Will Langford teaches history at Dalhousie University. His research focuses on political activism, social movements, and transnational connections.

Hilary Morgan Leathem (they/she) is the project lead of Este Lugar Tiene Muchas Historias/Lajtre Yuduxh Rextiixni, a digital repatriation project funded by Imagining Futures through Un/Archived Pasts at the University of Exeter. Trained as both an archaeologist and anthropologist, their research interests include the sociopolitics of the past, affective economies of heritage, and decolonial and creative methodologies. Leathem recently completed their doctoral dissertation, “History (Dis)Possessed: Haunting, Theft, and the Making of Monumental Heritage in Oaxaca, Mexico” at the University of Chicago, and their scholarly writing has appeared or is forthcoming in Current Anthropology, The Archaeological Review from Cambridge, Cultural Anthropology’s Visual and New Media Reviews, and the Monument Lab Bulletin.

Elizabeth Mancke is professor of history and Canada Research Chair in Atlantic Canada at the University of New Brunswick. She specializes on the impact of European expansion on systems of governance overseas, with a focus on Atlantic Canada. She began her professional training at the University of British Columbia with a master’s in Canadian history, an experience that included helping Bob McDonald organize the 1984 BC Studies Conference.

Bradley Miller is an associate professor of history at the University of British Columbia, where he holds the Keenleyside Chair in Canada and the World. He is the author of Borderline Crime: Fugitive Criminals and the Challenge of the Border, 18191914, published by University of Toronto Press and the Osgoode Society in 2016. He is currently researching and writing on the history of international law in British North America/post-Confederation Canada.

Jeremy Mouat is a professor emeritus with the University of Alberta. He completed his PhD at the University of British Columbia in 1988, where he also took an undergraduate course in BC history with Bob McDonald. Much of his research concerns the history of resource development, about which he has several ongoing projects.

Yotam Ronen is a PhD candidate in the department of educational studies, University of British Columbia, which is situated on the traditional, ancestral, and unceded territory of the Musqueam people. His research focuses on global history of education during the early twentieth century, and he is particularly interested in how students, teachers, and families advocate for themselves and work to create learning spaces that fit their needs.
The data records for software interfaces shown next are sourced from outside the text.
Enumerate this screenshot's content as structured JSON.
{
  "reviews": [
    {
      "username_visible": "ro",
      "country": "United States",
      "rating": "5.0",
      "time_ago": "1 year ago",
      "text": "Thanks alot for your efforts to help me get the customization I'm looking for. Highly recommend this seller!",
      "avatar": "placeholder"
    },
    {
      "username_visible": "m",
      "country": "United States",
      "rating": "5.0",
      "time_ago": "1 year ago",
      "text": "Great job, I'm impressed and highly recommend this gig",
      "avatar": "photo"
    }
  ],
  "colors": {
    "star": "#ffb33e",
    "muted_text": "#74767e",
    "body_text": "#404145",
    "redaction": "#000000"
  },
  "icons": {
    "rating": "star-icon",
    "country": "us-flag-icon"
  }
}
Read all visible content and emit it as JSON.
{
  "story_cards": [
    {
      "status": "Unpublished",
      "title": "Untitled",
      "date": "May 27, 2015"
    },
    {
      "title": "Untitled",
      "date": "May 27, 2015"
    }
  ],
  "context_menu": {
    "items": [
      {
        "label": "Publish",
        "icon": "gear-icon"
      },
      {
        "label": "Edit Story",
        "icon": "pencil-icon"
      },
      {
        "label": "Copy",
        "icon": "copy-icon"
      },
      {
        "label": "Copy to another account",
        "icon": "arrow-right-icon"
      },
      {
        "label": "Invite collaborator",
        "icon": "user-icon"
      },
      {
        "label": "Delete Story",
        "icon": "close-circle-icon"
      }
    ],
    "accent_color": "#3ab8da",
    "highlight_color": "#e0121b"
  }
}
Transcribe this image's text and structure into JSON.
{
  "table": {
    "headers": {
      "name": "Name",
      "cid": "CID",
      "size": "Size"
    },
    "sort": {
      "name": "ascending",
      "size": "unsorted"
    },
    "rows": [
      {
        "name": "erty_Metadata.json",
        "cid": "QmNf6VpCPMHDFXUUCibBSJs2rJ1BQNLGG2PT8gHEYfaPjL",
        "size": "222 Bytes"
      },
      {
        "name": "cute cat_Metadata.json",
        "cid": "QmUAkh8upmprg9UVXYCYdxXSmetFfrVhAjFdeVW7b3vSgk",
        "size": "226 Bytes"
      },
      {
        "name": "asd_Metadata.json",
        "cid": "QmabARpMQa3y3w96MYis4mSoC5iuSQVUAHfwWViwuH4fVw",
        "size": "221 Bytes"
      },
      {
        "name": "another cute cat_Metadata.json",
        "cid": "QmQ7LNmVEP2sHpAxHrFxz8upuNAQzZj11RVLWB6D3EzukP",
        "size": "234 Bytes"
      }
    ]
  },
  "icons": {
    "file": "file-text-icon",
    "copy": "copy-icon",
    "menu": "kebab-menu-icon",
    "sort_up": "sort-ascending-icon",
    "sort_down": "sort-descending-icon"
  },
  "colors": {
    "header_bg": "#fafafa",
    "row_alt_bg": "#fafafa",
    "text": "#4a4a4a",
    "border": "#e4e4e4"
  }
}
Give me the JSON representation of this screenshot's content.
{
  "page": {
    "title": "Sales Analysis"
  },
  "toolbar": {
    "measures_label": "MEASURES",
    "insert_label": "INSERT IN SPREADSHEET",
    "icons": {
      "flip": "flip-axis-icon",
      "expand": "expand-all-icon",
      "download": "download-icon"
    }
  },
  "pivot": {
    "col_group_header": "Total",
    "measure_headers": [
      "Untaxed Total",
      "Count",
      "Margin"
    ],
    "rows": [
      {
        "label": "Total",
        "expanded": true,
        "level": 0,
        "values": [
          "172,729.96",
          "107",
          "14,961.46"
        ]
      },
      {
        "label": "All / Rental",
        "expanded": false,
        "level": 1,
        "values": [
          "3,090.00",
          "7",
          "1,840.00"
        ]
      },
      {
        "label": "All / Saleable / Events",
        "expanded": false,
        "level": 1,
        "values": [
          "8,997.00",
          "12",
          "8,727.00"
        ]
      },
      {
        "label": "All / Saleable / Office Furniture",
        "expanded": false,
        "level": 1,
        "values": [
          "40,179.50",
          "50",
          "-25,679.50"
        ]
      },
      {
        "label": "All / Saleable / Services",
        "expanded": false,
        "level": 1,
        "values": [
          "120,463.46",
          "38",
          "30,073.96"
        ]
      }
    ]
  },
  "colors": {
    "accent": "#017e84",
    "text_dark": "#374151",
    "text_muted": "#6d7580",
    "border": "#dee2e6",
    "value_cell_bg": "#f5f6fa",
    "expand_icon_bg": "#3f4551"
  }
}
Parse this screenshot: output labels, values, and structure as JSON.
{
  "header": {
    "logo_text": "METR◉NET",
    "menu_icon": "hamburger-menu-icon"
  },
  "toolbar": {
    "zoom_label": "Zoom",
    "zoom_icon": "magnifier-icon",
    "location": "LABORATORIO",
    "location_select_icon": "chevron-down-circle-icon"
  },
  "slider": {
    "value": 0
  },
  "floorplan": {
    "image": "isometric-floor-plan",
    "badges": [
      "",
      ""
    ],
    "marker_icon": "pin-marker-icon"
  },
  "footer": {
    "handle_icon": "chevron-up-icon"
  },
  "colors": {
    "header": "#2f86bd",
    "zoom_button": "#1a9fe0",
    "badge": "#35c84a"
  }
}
Joseph Weiss is associate professor of anthropology and affiliate faculty in science in society at Wesleyan University. His research interests include Indigenous sovereignty, settler colonialism, time, and toxicity. Articles by Dr. Weiss have appeared in Cultural Anthropology, Native American and Indigenous Studies, and Anthropologica, among other venues, and his first monograph, Shaping the Future on Haida Gwaii: Life Beyond Settler Colonialism, was published by UBC Press in 2018. He was previously Curator of Western Ethnology at the Canadian Museum of History.